On how many lines of these entries does the word "title" occur? State the number alone.

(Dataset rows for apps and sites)

·····

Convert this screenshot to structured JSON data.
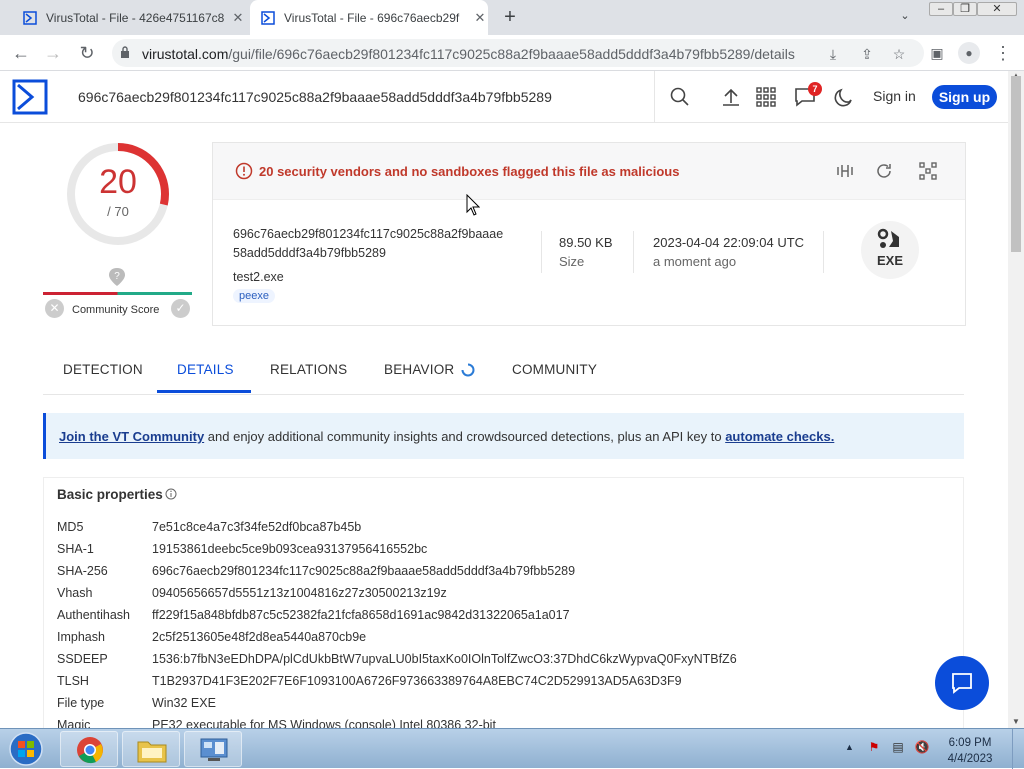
{
  "browser": {
    "tabs": [
      {
        "title": "VirusTotal - File - 426e4751167c8"
      },
      {
        "title": "VirusTotal - File - 696c76aecb29f"
      }
    ],
    "new_tab_symbol": "+",
    "url_host": "virustotal.com",
    "url_path": "/gui/file/696c76aecb29f801234fc117c9025c88a2f9baaae58add5dddf3a4b79fbb5289/details"
  },
  "header": {
    "search_value": "696c76aecb29f801234fc117c9025c88a2f9baaae58add5dddf3a4b79fbb5289",
    "notification_count": "7",
    "sign_in": "Sign in",
    "sign_up": "Sign up"
  },
  "score": {
    "detections": "20",
    "total": "/ 70",
    "detection_fraction": 0.2857,
    "community_label": "Community Score"
  },
  "file": {
    "alert": "20 security vendors and no sandboxes flagged this file as malicious",
    "hash_line1": "696c76aecb29f801234fc117c9025c88a2f9baaae",
    "hash_line2": "58add5dddf3a4b79fbb5289",
    "name": "test2.exe",
    "tag": "peexe",
    "size": "89.50 KB",
    "size_label": "Size",
    "date": "2023-04-04 22:09:04 UTC",
    "date_label": "a moment ago",
    "type_label": "EXE"
  },
  "tabs": [
    "DETECTION",
    "DETAILS",
    "RELATIONS",
    "BEHAVIOR",
    "COMMUNITY"
  ],
  "banner": {
    "link1": "Join the VT Community",
    "text": " and enjoy additional community insights and crowdsourced detections, plus an API key to ",
    "link2": "automate checks."
  },
  "basic_properties": {
    "title": "Basic properties",
    "rows": [
      {
        "key": "MD5",
        "value": "7e51c8ce4a7c3f34fe52df0bca87b45b"
      },
      {
        "key": "SHA-1",
        "value": "19153861deebc5ce9b093cea93137956416552bc"
      },
      {
        "key": "SHA-256",
        "value": "696c76aecb29f801234fc117c9025c88a2f9baaae58add5dddf3a4b79fbb5289"
      },
      {
        "key": "Vhash",
        "value": "09405656657d5551z13z1004816z27z30500213z19z"
      },
      {
        "key": "Authentihash",
        "value": "ff229f15a848bfdb87c5c52382fa21fcfa8658d1691ac9842d31322065a1a017"
      },
      {
        "key": "Imphash",
        "value": "2c5f2513605e48f2d8ea5440a870cb9e"
      },
      {
        "key": "SSDEEP",
        "value": "1536:b7fbN3eEDhDPA/plCdUkbBtW7upvaLU0bI5taxKo0IOlnTolfZwcO3:37DhdC6kzWypvaQ0FxyNTBfZ6"
      },
      {
        "key": "TLSH",
        "value": "T1B2937D41F3E202F7E6F1093100A6726F973663389764A8EBC74C2D529913AD5A63D3F9"
      },
      {
        "key": "File type",
        "value": "Win32 EXE"
      },
      {
        "key": "Magic",
        "value": "PE32 executable for MS Windows (console) Intel 80386 32-bit"
      }
    ]
  },
  "taskbar": {
    "time": "6:09 PM",
    "date": "4/4/2023"
  },
  "colors": {
    "brand": "#0b4dda",
    "alert": "#c0392b"
  }
}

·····

ANSWER BELOW: 3